Exercise: Restate every record that follows, keeping it exact.

======== Data for analysis

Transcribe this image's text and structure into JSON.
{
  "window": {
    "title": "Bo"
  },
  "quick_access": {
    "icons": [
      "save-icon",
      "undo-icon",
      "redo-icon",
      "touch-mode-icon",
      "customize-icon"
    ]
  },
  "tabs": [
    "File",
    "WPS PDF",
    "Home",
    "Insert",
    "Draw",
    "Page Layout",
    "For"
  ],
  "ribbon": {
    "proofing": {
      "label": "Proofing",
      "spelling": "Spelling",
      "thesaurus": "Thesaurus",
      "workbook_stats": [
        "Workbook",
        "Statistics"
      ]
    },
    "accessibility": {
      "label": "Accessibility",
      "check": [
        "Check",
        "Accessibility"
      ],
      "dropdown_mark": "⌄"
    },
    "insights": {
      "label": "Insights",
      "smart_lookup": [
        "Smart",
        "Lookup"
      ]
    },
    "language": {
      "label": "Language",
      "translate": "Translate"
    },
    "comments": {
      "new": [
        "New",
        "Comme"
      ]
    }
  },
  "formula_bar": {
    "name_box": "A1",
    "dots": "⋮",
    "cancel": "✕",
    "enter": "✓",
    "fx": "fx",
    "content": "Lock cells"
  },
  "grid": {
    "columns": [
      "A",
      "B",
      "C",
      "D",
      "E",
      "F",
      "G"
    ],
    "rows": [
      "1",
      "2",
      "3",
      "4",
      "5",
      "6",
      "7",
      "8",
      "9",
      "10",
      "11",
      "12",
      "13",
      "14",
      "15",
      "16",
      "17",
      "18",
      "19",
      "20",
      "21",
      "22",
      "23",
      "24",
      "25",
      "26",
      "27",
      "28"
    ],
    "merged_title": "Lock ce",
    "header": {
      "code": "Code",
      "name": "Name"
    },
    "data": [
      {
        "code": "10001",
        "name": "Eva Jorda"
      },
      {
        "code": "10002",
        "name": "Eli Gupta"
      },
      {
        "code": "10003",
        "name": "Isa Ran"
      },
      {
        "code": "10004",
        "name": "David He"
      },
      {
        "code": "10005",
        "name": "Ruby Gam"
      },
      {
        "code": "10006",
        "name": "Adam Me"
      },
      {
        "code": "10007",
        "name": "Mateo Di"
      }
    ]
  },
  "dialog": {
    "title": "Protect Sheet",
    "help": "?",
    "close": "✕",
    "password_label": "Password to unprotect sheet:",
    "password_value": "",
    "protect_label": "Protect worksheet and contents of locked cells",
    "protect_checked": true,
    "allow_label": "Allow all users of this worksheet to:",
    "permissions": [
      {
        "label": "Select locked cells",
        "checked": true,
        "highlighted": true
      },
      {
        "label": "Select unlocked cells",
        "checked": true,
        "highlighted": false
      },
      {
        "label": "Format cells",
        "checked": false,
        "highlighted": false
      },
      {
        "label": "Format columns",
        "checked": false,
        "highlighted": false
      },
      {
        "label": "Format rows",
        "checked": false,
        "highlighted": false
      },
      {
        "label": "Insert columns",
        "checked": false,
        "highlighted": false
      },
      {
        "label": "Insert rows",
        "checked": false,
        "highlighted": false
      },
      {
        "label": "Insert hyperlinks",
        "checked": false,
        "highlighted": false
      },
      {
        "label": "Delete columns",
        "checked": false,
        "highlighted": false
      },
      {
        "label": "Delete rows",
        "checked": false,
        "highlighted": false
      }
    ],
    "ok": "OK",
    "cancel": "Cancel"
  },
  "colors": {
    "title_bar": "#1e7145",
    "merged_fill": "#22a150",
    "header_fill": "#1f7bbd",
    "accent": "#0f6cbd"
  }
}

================

Exercise answer:
Transcribe this image's text and structure into JSON.
{
  "window": {
    "title": "Bo"
  },
  "quick_access": {
    "icons": [
      "save-icon",
      "undo-icon",
      "redo-icon",
      "touch-mode-icon",
      "customize-icon"
    ]
  },
  "tabs": [
    "File",
    "WPS PDF",
    "Home",
    "Insert",
    "Draw",
    "Page Layout",
    "For"
  ],
  "ribbon": {
    "proofing": {
      "label": "Proofing",
      "spelling": "Spelling",
      "thesaurus": "Thesaurus",
      "workbook_stats": [
        "Workbook",
        "Statistics"
      ]
    },
    "accessibility": {
      "label": "Accessibility",
      "check": [
        "Check",
        "Accessibility"
      ],
      "dropdown_mark": "⌄"
    },
    "insights": {
      "label": "Insights",
      "smart_lookup": [
        "Smart",
        "Lookup"
      ]
    },
    "language": {
      "label": "Language",
      "translate": "Translate"
    },
    "comments": {
      "new": [
        "New",
        "Comme"
      ]
    }
  },
  "formula_bar": {
    "name_box": "A1",
    "dots": "⋮",
    "cancel": "✕",
    "enter": "✓",
    "fx": "fx",
    "content": "Lock cells"
  },
  "grid": {
    "columns": [
      "A",
      "B",
      "C",
      "D",
      "E",
      "F",
      "G"
    ],
    "rows": [
      "1",
      "2",
      "3",
      "4",
      "5",
      "6",
      "7",
      "8",
      "9",
      "10",
      "11",
      "12",
      "13",
      "14",
      "15",
      "16",
      "17",
      "18",
      "19",
      "20",
      "21",
      "22",
      "23",
      "24",
      "25",
      "26",
      "27",
      "28"
    ],
    "merged_title": "Lock ce",
    "header": {
      "code": "Code",
      "name": "Name"
    },
    "data": [
      {
        "code": "10001",
        "name": "Eva Jorda"
      },
      {
        "code": "10002",
        "name": "Eli Gupta"
      },
      {
        "code": "10003",
        "name": "Isa Ran"
      },
      {
        "code": "10004",
        "name": "David He"
      },
      {
        "code": "10005",
        "name": "Ruby Gam"
      },
      {
        "code": "10006",
        "name": "Adam Me"
      },
      {
        "code": "10007",
        "name": "Mateo Di"
      }
    ]
  },
  "dialog": {
    "title": "Protect Sheet",
    "help": "?",
    "close": "✕",
    "password_label": "Password to unprotect sheet:",
    "password_value": "",
    "protect_label": "Protect worksheet and contents of locked cells",
    "protect_checked": true,
    "allow_label": "Allow all users of this worksheet to:",
    "permissions": [
      {
        "label": "Select locked cells",
        "checked": true,
        "highlighted": true
      },
      {
        "label": "Select unlocked cells",
        "checked": true,
        "highlighted": false
      },
      {
        "label": "Format cells",
        "checked": false,
        "highlighted": false
      },
      {
        "label": "Format columns",
        "checked": false,
        "highlighted": false
      },
      {
        "label": "Format rows",
        "checked": false,
        "highlighted": false
      },
      {
        "label": "Insert columns",
        "checked": false,
        "highlighted": false
      },
      {
        "label": "Insert rows",
        "checked": false,
        "highlighted": false
      },
      {
        "label": "Insert hyperlinks",
        "checked": false,
        "highlighted": false
      },
      {
        "label": "Delete columns",
        "checked": false,
        "highlighted": false
      },
      {
        "label": "Delete rows",
        "checked": false,
        "highlighted": false
      }
    ],
    "ok": "OK",
    "cancel": "Cancel"
  },
  "colors": {
    "title_bar": "#1e7145",
    "merged_fill": "#22a150",
    "header_fill": "#1f7bbd",
    "accent": "#0f6cbd"
  }
}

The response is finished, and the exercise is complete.